[Excerpts from a dataset]

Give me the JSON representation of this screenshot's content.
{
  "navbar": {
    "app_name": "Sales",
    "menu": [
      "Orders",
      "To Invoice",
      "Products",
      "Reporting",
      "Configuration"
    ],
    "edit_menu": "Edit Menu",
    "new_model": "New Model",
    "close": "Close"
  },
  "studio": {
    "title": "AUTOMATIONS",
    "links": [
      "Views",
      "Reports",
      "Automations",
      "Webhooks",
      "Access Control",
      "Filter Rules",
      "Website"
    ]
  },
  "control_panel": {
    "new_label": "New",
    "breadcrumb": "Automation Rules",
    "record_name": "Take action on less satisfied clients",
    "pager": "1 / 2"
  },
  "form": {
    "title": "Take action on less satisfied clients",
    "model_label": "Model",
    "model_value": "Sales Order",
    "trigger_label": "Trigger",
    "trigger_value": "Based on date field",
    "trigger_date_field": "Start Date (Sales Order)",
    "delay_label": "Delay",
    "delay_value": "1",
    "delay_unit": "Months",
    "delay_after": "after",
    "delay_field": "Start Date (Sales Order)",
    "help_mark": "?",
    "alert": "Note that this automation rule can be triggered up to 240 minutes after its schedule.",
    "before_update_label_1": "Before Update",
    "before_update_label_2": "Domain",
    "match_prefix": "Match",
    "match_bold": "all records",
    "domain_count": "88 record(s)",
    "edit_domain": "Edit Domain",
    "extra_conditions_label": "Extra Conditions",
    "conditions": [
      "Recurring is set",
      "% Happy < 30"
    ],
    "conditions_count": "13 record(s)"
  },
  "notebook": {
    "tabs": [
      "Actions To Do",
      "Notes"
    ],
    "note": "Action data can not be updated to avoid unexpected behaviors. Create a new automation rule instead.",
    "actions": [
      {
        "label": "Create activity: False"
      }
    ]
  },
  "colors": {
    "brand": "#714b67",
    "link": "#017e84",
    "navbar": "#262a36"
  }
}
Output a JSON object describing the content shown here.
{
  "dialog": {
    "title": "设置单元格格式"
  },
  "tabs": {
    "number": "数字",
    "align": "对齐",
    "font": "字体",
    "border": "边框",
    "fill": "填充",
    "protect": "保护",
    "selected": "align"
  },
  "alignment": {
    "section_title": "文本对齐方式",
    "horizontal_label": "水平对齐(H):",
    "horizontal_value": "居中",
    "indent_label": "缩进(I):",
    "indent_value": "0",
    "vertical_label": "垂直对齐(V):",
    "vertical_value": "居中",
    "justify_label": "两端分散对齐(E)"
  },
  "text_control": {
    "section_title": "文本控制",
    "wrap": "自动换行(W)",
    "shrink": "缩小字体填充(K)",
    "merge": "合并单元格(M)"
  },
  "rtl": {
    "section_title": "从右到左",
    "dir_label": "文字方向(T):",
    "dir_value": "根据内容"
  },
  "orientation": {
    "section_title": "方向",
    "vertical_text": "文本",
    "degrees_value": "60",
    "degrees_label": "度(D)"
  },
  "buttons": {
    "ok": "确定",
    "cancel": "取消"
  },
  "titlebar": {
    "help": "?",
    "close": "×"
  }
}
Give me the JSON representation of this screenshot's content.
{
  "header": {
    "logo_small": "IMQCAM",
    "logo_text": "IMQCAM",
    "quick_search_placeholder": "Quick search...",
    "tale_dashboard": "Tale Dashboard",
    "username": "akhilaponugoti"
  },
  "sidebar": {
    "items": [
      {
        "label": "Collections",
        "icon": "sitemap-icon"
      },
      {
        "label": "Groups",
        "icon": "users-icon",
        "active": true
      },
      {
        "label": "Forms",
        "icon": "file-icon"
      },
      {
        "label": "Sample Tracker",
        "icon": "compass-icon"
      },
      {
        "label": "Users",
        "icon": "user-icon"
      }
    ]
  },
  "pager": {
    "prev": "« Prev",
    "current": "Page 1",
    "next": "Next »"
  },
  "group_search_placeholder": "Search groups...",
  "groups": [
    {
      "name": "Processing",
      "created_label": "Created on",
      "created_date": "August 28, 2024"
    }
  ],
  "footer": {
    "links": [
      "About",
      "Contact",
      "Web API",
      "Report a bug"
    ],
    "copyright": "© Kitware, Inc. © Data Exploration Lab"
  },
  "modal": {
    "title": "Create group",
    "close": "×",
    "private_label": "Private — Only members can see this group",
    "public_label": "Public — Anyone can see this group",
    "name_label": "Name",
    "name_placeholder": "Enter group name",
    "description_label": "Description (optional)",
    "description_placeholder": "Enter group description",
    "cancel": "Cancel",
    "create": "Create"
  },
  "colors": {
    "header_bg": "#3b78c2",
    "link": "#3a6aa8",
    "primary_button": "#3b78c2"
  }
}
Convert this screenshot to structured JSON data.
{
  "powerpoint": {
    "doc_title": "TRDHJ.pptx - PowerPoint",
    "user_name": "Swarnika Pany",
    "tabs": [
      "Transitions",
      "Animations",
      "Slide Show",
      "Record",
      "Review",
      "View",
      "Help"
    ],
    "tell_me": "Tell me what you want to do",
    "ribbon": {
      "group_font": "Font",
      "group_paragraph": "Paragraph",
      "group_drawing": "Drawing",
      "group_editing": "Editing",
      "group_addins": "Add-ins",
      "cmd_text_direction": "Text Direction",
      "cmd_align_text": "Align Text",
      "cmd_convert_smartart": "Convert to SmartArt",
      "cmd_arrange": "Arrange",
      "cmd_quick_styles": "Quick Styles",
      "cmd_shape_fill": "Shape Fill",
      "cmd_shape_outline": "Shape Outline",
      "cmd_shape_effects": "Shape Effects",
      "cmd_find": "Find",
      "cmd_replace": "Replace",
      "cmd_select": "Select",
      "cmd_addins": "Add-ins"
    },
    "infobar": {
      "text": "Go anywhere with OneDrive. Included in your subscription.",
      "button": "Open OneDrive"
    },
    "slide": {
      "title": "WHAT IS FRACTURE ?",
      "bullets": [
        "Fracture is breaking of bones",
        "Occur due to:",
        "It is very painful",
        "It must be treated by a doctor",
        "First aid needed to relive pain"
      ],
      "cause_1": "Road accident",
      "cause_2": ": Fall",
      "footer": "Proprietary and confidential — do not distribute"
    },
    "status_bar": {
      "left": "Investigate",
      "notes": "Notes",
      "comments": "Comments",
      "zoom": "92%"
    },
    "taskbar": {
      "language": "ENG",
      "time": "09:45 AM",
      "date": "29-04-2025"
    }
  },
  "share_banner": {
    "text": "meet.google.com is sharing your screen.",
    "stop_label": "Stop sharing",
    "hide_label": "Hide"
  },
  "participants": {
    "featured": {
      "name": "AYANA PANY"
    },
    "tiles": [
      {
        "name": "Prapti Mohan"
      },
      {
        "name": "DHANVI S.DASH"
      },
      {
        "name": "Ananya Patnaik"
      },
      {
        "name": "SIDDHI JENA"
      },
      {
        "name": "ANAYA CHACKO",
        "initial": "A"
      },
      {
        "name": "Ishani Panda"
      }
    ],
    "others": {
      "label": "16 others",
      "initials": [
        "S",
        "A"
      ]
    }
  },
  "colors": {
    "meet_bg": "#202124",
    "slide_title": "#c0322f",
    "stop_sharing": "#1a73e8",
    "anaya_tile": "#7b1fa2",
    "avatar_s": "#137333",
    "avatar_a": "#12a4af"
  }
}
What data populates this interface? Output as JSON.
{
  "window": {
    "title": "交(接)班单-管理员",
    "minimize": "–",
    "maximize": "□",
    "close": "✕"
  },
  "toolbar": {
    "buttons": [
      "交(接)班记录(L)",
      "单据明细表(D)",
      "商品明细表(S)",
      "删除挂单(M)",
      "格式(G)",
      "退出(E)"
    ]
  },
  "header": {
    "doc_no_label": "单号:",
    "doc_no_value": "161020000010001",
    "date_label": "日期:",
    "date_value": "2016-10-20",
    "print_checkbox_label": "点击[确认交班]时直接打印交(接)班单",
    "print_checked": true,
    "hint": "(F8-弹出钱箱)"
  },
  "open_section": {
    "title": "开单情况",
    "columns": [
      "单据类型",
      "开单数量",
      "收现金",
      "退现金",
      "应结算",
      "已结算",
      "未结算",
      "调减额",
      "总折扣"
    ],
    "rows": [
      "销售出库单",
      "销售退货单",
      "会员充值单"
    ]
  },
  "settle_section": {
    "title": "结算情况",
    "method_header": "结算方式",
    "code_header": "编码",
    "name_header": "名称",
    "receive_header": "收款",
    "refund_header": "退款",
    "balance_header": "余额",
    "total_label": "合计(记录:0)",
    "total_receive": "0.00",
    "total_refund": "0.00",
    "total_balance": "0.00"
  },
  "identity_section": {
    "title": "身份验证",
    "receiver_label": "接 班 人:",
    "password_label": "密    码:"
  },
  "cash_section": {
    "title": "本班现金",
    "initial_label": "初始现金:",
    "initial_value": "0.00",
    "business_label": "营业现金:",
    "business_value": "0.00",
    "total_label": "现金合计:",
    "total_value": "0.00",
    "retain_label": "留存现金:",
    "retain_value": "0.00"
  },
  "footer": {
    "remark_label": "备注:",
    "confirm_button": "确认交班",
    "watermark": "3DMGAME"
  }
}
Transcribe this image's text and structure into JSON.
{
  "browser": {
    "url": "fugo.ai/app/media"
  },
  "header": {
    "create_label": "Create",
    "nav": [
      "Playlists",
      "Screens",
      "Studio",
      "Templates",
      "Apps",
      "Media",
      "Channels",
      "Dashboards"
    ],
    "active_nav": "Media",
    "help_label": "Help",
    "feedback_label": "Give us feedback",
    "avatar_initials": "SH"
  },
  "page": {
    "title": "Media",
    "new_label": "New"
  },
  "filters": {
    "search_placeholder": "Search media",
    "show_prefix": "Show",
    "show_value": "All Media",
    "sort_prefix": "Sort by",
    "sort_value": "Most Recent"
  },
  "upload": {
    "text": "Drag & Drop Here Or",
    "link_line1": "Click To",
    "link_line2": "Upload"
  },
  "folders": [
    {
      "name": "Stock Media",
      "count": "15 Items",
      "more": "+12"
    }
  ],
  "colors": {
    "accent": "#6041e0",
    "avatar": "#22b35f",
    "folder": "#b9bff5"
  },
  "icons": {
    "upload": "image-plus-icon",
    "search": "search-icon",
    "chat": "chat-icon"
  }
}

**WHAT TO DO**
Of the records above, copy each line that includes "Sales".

**SOLUTION**
    "app_name": "Sales",
    "model_value": "Sales Order",
    "trigger_date_field": "Start Date (Sales Order)",
    "delay_field": "Start Date (Sales Order)",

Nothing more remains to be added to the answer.